The spike in telehealth use at the outset of the Covid-19 pandemic garnered much attention, and for good reason. But another technological revolution is also gaining traction in healthcare, where AI hype is giving way to an ever-increasing number of real-world applications.
“During the pandemic, all of us have seen an explosion in the adoption of virtual health,” said David Rhew, global chief medical officer and vice president of healthcare for Microsoft, Tuesday at MedCity INVEST in Chicago. “But during that time, we’ve also seen a lot of highly innovative approaches towards the use of artificial intelligence to improve decision-making, to allow us to become much more predictive and also to improve clinical workflows,” said Rhew, in a panel discussion about AI’s adoption.
Others on the panel—which was moderated by MedCity News’ editor-in-chief, Arundhati Parmar—concurred.
AI is increasingly playing a bigger part in healthcare, and it’s not the stuff of science fiction, where robots replace people—or more specifically doctors. Instead, AI and machine learning are growing into a more dynamic, supportive role that helps health providers improve outcomes for patients and reduces workload for clinical staff.
“We have developed AI decision support tools to help with diagnosing patients with a variety of diseases, whether it’s liver disease or Covid,” said Rajarshi Banerjee, CEO at Perspectum, which is headquartered in Oxford, England.
It’s not about whether AI has a place in healthcare, but what its functions will be, the panelists said. “With that in mind, we should configure how we want to use artificial intelligence rather than battle against it,” Banerjee said.

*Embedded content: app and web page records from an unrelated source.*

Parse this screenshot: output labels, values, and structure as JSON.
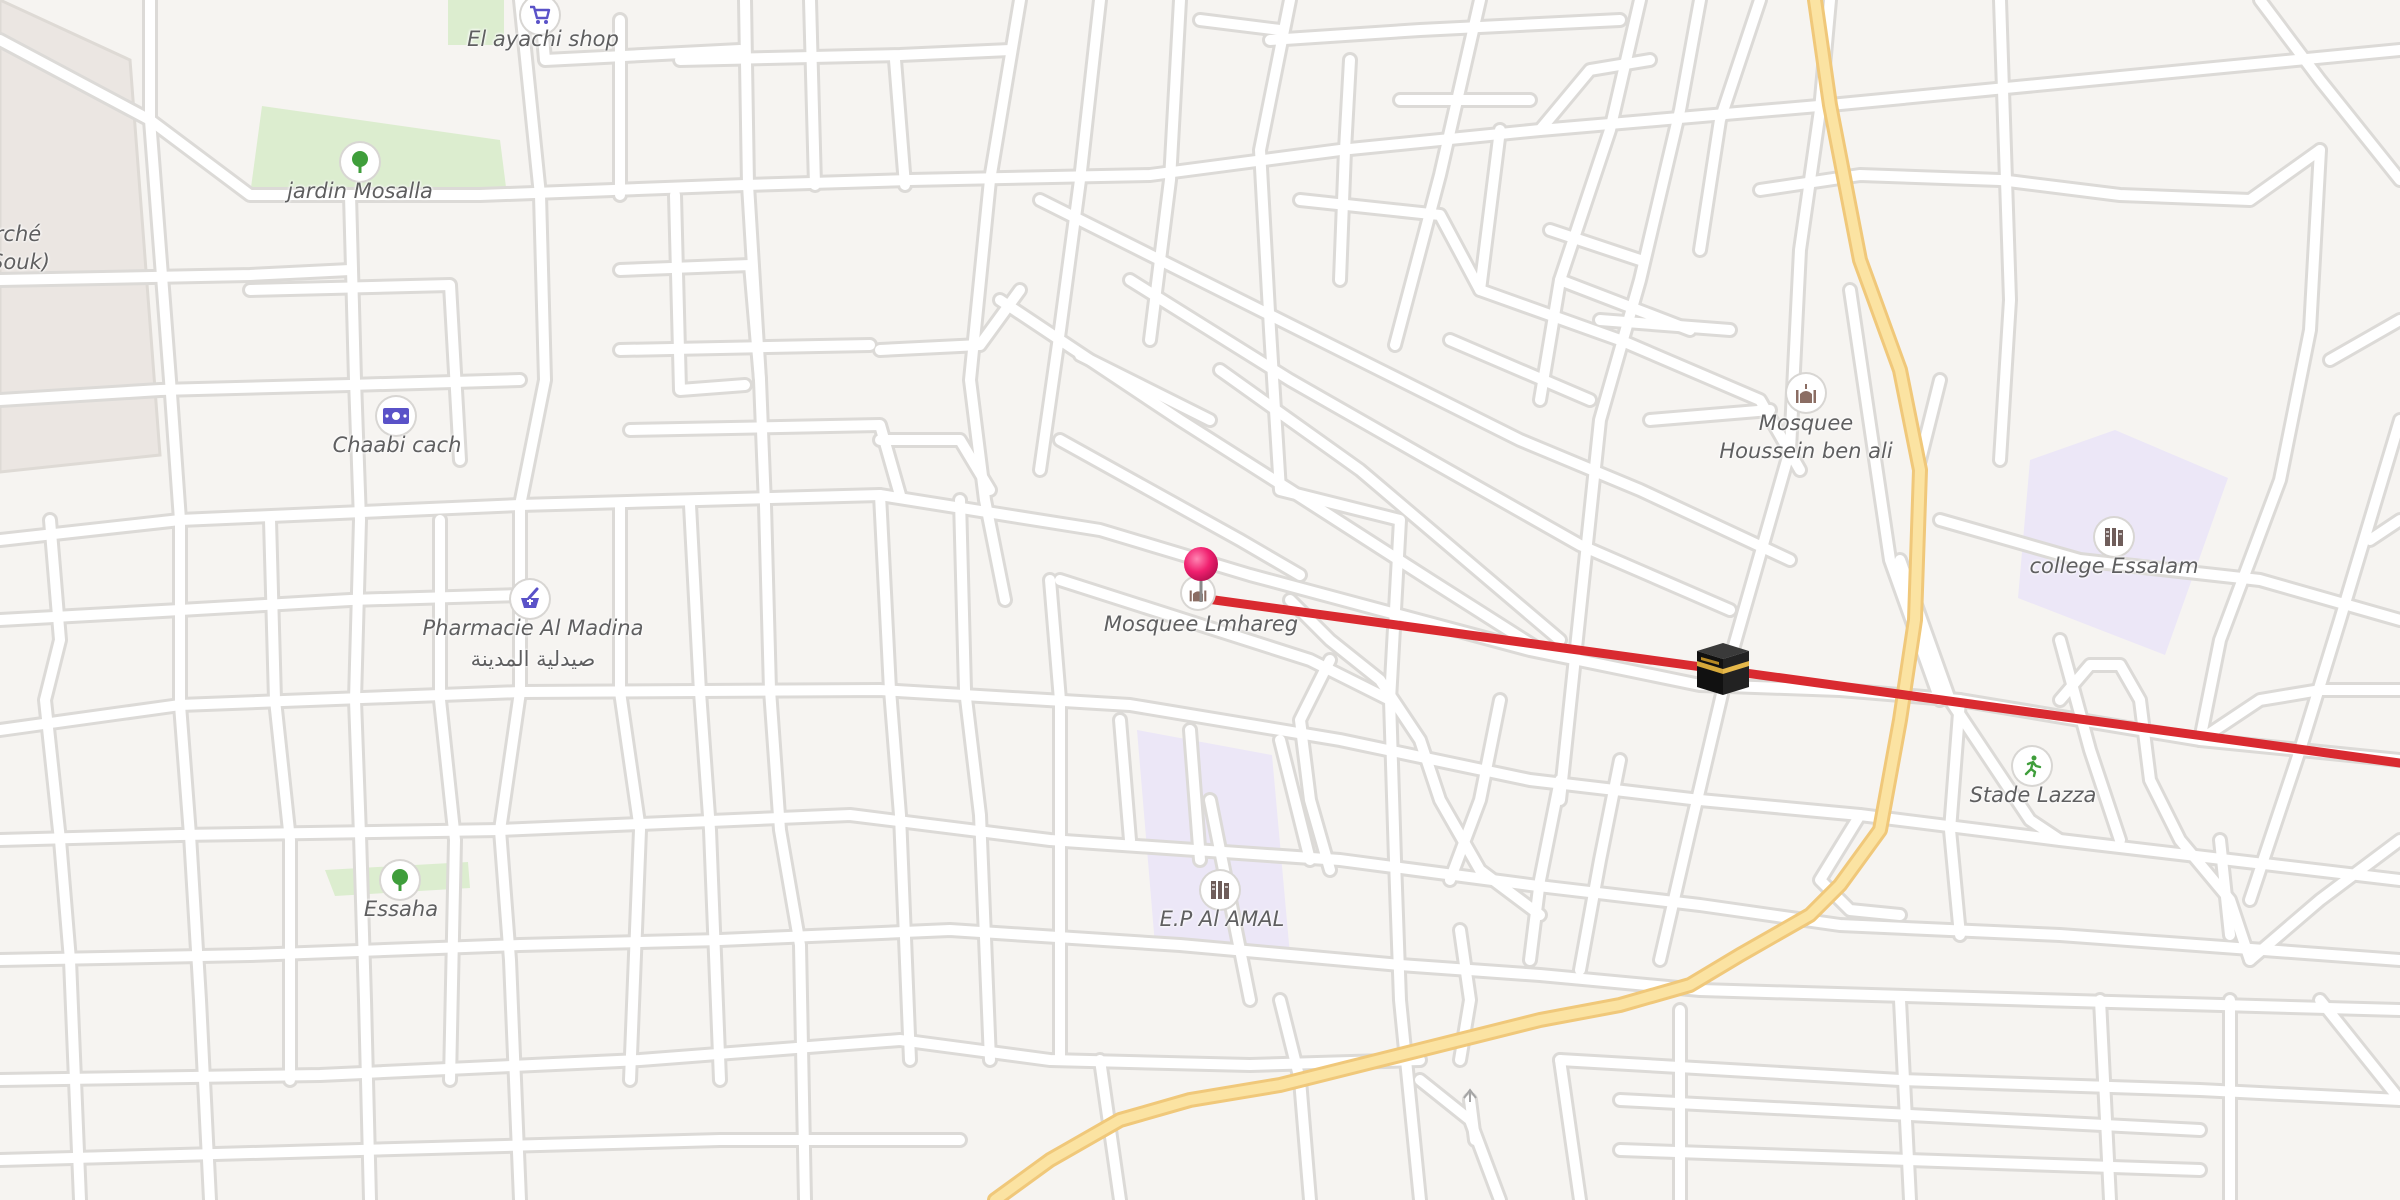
{
  "map": {
    "colors": {
      "land": "#f6f4f1",
      "road_fill": "#ffffff",
      "road_casing": "#dcdad7",
      "main_road_fill": "#fbe3a2",
      "main_road_casing": "#f0c87a",
      "park": "#dcedcf",
      "school": "#ece7f7",
      "market": "#ebe6e2",
      "route_line": "#d92a30",
      "pin": "#f0206f"
    },
    "labels": {
      "el_ayachi_shop": "El ayachi shop",
      "jardin_mosalla": "jardin Mosalla",
      "marche_line1": "rché",
      "marche_line2": "Souk)",
      "chaabi_cach": "Chaabi cach",
      "pharmacie_fr": "Pharmacie Al Madina",
      "pharmacie_ar": "صيدلية المدينة",
      "essaha": "Essaha",
      "mosquee_lmhareg": "Mosquee Lmhareg",
      "mosquee_houssein_1": "Mosquee",
      "mosquee_houssein_2": "Houssein ben ali",
      "college_essalam": "college Essalam",
      "stade_lazza": "Stade Lazza",
      "ep_al_amal": "E.P Al AMAL"
    },
    "icons": {
      "shop": "shopping-cart-icon",
      "park": "tree-icon",
      "bank": "banknote-icon",
      "pharmacy": "mortar-pestle-icon",
      "mosque": "mosque-icon",
      "school": "school-icon",
      "stadium": "running-figure-icon",
      "qibla": "kaaba-icon",
      "pin": "map-pin-icon"
    }
  }
}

Among the growing number of applications for AI in healthcare, is its use in symptom checkers. In particular, Tom Richards, senior vice president and global lead for strategy and business development at Cigna, noted that his company had invested in Buoy Health in 2020. “We worked with them to develop a symptom checker that was Covid-specific,” he said.
The AI-powered symptom checker was quickly developed and deployed and has been used by hundreds of thousands, most who found they didn’t need to seek immediate care. “It added tremendous value,” Richards said. For those who did require medical attention, they were triaged to ensure they got the right care, he added.
Research is also underway to see if AI could be used to more effectively and efficiently use mammography to screen for breast cancer, explained Dr. Sarah Friedewald, vice chair of operations in the department of radiology and chief of breast imaging at Northwestern Medicine.
“One of the greatest criticisms of mammography is the low sensitivity and the anxiety associated with having to come back for additional imaging that may not end up being cancer,” Friedewald said. “That actually prevents patients from coming in and getting screened because they don’t want to go through that anxiety.”
But it isn’t only direct clinical applications where AI may improve healthcare. It’s also being used to help tackle more mundane, administrative tasks to lessen those burdens and leave more time for face-to-face doctor-patient interaction.
“Taking unnecessary waste out of the system including administrative tasks that don’t need to be done or can be done more efficiently is definitely an important use case,” Richards said.
He noted that Cigna uses AI to handle millions of prior authorizations, and that most are able to be approved automatically.
Whatever AI might be used for today or tomorrow, panelists emphasized the assistive role technology can play to help improve patient outcomes and reduce the workload for health providers who are already stretched thin.
“It reduces some of the human burden,” Richards said.